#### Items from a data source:
-=-=-

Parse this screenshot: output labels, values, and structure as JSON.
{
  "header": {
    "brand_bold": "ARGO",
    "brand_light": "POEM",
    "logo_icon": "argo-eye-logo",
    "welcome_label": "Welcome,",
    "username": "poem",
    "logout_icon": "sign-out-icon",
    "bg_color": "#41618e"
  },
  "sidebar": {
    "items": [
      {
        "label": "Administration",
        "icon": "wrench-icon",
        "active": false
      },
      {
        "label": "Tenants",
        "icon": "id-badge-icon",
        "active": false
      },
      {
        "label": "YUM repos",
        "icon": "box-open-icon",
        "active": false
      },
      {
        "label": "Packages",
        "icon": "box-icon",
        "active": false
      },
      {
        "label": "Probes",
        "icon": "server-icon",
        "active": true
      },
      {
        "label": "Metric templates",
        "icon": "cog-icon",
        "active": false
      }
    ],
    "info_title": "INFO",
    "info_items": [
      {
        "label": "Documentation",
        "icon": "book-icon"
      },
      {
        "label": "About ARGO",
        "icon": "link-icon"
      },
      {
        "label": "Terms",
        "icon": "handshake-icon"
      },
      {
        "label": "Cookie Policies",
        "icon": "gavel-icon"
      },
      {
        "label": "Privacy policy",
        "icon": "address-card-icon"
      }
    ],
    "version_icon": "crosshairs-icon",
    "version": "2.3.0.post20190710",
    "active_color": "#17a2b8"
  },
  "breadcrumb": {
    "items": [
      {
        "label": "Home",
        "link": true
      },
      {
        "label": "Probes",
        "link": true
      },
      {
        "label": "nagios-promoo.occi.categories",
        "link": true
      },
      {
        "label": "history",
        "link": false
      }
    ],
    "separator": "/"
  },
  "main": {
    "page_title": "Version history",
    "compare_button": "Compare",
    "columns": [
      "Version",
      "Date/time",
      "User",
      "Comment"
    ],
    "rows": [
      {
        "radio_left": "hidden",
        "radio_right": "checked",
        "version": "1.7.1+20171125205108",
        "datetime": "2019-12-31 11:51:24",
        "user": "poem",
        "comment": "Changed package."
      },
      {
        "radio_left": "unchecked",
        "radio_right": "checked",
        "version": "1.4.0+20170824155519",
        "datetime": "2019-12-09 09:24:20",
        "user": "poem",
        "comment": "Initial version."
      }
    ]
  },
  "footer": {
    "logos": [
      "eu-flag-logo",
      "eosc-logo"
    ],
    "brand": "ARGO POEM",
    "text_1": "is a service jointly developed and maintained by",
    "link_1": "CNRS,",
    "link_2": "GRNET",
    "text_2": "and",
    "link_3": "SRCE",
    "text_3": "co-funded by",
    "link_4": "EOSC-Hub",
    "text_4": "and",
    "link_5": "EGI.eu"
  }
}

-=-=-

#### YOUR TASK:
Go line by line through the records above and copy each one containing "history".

#### EXERCISE RESPONSE:
        "label": "history",
    "page_title": "Version history",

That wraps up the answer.